James was martyred for his belief in Jesus. This is attested by Josephus, Hegesippus, and Clement of Alexandria. I put more weight on the Josephus reference because the the two others were reported by Eusebius who I have some legitimate doubts about. But heck, the fact that Eusebius screwed up on some things doesn't mean that he screwed up here. Anyway, despite some doubts about the martyrdom, I think we have good evidence that he did see the risen Christ, convert, and become a leader in the early church. That alone is good enough.

5. The tomb was empty.

Unlike the other four claims, this one is not agreed upon by nearly all scholars. Habermas did a study on this and found that in our early 21st century period the ratio of scholars who believe this compared with those who reject it is about 3:1.

After the crucifixion and alleged resurrection, the disciples proclaimed the faith first in Jerusalem. If the tomb was not empty all the Jewish priests and Roman authorities would have had to do was to take the body out of the tomb as show it to the people. Skeptics have said that after fifty days (which was when the preaching started) the body would have been unrecognizable due to decomposition. Habermas argues that the dryness and heat of the region would have prevented this. (He cites a medical examiner in Virginia who said that even in Virginia summer weather that level of decomposition would not have happened.) The second problem with this is that the enemies of the faith would still have gotten an advantage out of showing a decayed corpse to the masses. The Christians would have disputed it but it may have caused a mass exodus of believers which would have presumably been mentioned by Justin, Tertullian and Origen later, assuming that none of these also lose (or never gain) faith because of this. Celsus would have wanted to say something about it if this happened as well since it would have given him ammunition.

Not only did Christians believe that the tomb was empty but their enemies did too. In Matthew's gospel the early critics claimed that the disciples stole the body. The presumption of these critics was that the tomb was empty. Justin Martyr and Tertullian also demonstrate this in their writings.

The testimony of the women is also very important since if one were to invent this story back then, they would have had men discover it first since both Jewish and Roman culture of that period ran very much against the reliability of female witnesses.

The acronym JET is a good one to remember about the arguments for the empty tomb. It stands for Jerusalem Factor, Enemy Attested, and Testimony of Women.

Sunday, May 11, 2008

The Abolition of Man, by C.S. Lewis

It has been a long time I've posted here.
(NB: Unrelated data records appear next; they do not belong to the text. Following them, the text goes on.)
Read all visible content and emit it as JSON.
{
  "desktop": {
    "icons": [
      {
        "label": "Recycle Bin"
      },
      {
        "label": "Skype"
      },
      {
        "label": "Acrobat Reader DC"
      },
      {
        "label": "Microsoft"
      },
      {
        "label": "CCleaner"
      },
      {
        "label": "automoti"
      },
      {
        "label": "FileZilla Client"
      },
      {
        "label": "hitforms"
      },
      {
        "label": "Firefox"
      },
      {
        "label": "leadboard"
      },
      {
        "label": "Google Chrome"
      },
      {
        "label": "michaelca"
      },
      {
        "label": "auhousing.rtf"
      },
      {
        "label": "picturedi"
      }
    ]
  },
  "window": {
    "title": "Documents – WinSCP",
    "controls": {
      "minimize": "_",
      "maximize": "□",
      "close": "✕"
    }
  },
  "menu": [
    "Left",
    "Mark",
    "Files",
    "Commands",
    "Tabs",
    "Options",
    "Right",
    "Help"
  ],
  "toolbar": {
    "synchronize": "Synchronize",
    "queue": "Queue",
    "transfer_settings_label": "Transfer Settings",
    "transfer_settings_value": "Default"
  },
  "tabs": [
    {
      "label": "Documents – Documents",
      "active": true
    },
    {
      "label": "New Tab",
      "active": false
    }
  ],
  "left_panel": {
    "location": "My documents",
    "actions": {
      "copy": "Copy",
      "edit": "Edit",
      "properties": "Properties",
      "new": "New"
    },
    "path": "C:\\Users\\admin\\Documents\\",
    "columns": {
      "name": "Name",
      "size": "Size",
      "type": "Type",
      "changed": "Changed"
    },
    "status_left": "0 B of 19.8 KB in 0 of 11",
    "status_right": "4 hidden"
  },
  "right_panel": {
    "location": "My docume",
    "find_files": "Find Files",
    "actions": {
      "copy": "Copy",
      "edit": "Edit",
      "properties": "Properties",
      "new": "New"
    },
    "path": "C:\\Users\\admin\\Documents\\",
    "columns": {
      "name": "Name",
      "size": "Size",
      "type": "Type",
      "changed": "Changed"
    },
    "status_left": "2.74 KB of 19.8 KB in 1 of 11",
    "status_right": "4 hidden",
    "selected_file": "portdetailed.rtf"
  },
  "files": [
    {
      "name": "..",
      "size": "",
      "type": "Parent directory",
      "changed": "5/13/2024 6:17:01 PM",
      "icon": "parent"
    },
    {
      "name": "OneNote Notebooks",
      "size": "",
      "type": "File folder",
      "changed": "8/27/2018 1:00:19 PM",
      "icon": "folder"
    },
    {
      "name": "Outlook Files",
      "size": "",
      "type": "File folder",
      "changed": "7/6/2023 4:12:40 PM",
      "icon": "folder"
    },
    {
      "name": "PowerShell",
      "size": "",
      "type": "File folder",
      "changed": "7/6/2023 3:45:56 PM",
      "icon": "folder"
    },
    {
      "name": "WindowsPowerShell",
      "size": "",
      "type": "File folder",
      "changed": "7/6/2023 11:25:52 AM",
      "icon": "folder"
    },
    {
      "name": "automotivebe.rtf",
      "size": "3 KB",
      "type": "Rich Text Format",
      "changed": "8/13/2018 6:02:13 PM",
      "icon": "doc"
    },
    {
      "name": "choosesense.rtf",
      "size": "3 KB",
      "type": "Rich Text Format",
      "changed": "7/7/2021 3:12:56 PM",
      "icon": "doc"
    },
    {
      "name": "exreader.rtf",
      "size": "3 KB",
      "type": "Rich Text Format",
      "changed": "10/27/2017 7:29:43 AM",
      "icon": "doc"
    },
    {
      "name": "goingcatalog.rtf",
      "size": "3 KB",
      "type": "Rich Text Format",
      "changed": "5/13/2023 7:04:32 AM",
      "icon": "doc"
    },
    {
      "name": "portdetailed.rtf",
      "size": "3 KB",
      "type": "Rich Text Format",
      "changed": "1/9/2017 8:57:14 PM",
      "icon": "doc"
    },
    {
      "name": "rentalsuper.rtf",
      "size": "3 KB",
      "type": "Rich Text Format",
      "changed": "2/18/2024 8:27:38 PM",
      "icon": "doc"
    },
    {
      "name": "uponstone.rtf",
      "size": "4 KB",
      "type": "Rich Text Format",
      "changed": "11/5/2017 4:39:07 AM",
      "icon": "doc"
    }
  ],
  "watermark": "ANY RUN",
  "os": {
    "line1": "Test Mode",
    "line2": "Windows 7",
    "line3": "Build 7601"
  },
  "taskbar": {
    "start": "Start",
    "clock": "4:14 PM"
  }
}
I am going to try and post regularly every weekend from now on (until I run out of books to review). Perhaps I will be able to resurrect this blog.

Like Mere Christianity, this book is based on things he said orally, in this case a lecture. Lewis argued that the danger we face in society is a reductionistic Scientism which ends up turning Man himself into just another object of Nature and thus totally subsumed by it. Basicallly, the paradox is that as humanity increases in technological and scientific knowledge in order to gain mastery over Nature, it also gives up a little bit of its humanity as well until human beings themselves are considered only products of Nature to be shaped at the will of their Molders. He sees a Brave New World-type situation emerging if things don't turn around.

All this stems from reducing objective statements like, "This flower is majestically beautiful," to "He merely gets a happy feeling when he looks at the flower." In other words, it is taking what is an objective statement about the reality of the flower and turning it to just a subjective feeling. This gets worse when applied to moral statements. The Moral Law or the Tao that all societies have known (but of course none has fully followed) is completely denied by the above debunkers of aesthetic statements. Certainly not compeletely denied since the debunkers have values themselves that they believe are exempt from the debunking process. But if reductionism has its way, it will be more difficult for these debunkers to protect the pieces of the Tao that they do believe in from the onslaught.

This is a very short book but a very important one given our current state of conflict between various worldviews.